A few weeks ago I got up at 2:30am and attended virtual RustConf 2021. The pre-recorded talks were live-streamed and there was a dedicated Discord server for discussion and Q&A while the talks ran. It was overall well organised and a good experience. All the talks were interesting and well executed. The Discord chat was fun but I’m not sure it added a lot to the value of my experience.
Burning 2.5Tb of Bandwidth Hosting a Nitter Instance
On 24 August I received an email from Vultr saying that my server had used 78% of its 3Tb bandwidth allocation for the month. This was surprising as last time I looked I only used a small fraction of this allocation across the various things I host.
After some investigation I noticed that the Nitter instance I set up six
months ago at
nitter.decentralised.social seemed to be
getting a lot of traffic. In particular it seemed that there were several
crawlers including Googlebot and bingbot attempting to index the whole site and
all its media.
Turning One Hundred Tweets Into a Blog Post
Near the conclusion of my #100binaries Twitter series I started working on the blog post that contained all the tweets. It ended up posing a number of interesting challenges and design decisions, as well as a couple of Rust binaries. Whilst I don’t think the process was optimal I thought I’d share the process to show my approach to solving the problem. Perhaps the tools used and approach taken is interesting to others.
One Hundred Rust Binaries
Slowing Down Read Rust Posting

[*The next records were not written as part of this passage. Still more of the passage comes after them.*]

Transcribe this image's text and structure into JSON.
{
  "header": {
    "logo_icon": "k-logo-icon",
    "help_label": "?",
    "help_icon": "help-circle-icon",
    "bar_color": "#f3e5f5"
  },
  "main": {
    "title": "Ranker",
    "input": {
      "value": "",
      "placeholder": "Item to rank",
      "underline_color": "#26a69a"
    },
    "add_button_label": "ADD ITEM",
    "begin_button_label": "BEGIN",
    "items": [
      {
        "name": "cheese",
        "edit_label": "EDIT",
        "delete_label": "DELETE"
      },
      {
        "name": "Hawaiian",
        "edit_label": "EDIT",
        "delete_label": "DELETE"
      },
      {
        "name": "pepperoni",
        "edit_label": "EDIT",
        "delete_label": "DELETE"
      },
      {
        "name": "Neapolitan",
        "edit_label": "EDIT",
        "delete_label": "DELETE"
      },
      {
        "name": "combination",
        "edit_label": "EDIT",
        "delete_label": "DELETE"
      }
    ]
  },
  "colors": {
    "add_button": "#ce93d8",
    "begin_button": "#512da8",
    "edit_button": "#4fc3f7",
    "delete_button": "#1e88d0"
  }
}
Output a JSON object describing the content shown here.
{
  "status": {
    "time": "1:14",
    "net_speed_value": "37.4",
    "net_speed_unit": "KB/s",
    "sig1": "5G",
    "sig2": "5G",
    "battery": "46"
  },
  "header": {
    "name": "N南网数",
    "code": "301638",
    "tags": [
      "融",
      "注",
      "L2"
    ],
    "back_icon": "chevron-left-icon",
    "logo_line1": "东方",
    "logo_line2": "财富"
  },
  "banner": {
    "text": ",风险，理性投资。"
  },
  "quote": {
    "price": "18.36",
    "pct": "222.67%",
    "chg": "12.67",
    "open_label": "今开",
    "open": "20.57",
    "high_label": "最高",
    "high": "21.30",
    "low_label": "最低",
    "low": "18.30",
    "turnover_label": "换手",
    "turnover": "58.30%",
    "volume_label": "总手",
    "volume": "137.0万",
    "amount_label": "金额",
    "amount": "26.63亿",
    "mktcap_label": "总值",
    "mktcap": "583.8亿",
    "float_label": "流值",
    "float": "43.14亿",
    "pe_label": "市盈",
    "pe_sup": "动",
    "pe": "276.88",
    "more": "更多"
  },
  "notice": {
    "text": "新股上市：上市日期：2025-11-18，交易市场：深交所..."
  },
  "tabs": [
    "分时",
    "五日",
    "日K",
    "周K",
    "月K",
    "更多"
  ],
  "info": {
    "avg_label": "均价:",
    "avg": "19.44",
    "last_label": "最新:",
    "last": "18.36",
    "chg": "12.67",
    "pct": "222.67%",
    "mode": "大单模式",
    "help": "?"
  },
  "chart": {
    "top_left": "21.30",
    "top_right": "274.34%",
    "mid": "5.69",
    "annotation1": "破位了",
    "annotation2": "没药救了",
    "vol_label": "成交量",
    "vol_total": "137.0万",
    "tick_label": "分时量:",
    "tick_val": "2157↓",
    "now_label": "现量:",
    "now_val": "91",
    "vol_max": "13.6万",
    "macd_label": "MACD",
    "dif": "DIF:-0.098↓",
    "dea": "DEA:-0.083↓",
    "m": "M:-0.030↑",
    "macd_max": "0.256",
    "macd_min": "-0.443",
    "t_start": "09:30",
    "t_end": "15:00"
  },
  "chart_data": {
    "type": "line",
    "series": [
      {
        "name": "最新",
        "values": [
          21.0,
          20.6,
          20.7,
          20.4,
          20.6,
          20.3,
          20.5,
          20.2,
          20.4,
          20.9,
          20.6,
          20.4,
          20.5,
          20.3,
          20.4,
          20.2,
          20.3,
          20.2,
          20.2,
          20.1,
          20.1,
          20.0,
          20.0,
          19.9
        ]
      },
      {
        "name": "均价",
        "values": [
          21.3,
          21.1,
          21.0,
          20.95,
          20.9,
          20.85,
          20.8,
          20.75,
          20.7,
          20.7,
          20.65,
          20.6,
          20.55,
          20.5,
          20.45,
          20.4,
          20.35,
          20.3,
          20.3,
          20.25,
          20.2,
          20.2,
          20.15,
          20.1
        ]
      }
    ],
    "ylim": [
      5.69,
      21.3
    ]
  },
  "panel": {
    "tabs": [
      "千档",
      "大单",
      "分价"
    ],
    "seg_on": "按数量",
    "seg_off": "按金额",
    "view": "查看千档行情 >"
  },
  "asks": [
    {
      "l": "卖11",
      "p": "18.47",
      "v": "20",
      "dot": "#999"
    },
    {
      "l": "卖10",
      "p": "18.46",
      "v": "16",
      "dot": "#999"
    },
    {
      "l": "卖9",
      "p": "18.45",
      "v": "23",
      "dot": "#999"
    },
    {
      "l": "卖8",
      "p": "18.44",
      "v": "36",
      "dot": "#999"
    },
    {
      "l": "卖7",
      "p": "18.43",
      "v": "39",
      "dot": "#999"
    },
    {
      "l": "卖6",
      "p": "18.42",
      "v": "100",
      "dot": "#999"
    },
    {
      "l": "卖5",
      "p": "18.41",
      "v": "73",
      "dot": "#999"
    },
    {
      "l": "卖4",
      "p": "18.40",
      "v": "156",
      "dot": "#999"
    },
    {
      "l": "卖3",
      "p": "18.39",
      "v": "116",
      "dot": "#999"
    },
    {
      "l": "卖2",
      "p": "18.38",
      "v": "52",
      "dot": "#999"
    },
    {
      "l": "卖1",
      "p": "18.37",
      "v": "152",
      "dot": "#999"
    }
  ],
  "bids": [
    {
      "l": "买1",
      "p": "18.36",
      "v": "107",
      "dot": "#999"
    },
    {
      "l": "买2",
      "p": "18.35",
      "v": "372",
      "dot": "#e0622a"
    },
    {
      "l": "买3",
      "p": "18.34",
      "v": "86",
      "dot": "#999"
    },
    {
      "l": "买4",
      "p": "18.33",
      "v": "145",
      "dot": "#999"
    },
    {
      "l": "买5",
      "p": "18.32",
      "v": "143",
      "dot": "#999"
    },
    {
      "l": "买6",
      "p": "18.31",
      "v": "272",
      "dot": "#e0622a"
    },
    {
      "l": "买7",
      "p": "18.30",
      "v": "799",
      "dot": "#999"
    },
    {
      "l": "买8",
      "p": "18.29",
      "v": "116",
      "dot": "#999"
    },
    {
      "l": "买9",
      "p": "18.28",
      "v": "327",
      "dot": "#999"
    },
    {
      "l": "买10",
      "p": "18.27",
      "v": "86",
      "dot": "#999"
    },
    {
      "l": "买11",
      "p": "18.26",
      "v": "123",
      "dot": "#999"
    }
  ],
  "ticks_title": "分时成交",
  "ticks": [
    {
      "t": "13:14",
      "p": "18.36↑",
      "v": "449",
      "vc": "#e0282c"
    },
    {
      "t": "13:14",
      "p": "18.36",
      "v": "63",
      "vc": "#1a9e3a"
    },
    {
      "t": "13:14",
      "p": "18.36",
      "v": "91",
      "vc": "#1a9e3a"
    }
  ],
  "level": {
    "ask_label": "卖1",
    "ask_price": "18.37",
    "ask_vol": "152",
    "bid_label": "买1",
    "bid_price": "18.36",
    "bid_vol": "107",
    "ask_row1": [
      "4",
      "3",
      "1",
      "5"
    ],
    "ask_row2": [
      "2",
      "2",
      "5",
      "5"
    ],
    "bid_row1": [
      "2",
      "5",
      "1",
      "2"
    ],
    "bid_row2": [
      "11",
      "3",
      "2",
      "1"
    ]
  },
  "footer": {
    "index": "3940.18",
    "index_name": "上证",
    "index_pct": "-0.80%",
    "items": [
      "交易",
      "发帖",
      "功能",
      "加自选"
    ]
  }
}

After nearly 3 years and more than 3200 posts I’m going to slow down the posting frequency on Read Rust. I hope this will free up some spare time and make it easier to take breaks from social media. I aim to share all of the #rust2021 posts I can find, but after that I’ll probably only share posts that seem particularly noteworthy or interesting.
Working Around GitHub Browser Sniffing to Get Better Emoji on Linux
I have my system configured to use JoyPixels for emoji, which I consider vastly more attractive than Noto Color Emoji. Sadly GitHub uses browser sniffing to detect Linux user-agents and replaces emoji with (badly aligned) images of Noto Color Emoji. They don’t do this on macOS and Windows. In this post I explain how I worked around this.
Setting the amdgpu HDMI Pixel Format on Linux
This week I discovered some details of digital display technology that I was
previously unaware of: pixel formats. I have two Dell P2415Q displays
connected to my computer. One via DisplayPort, the other via HDMI.
The HDMI connected one was misbehaving and showing a dull picture. It turned
out I needed to force the HDMI port of my RX560 graphics card to use RGB output
instead of YCbCr. However, the
amdgpu driver does not expose a means to do
this. So, I used an EDID hack to make it look like the display only supported
I don’t have time to build all the things I’d like to build, so I’m offering bounties on the following work.
Comparing Alternatives to top Written in Rust
New Design 2020
It’s been more than 10 years since I started working on the previous design for this website 😅. This feels like a good point to come up with a new one!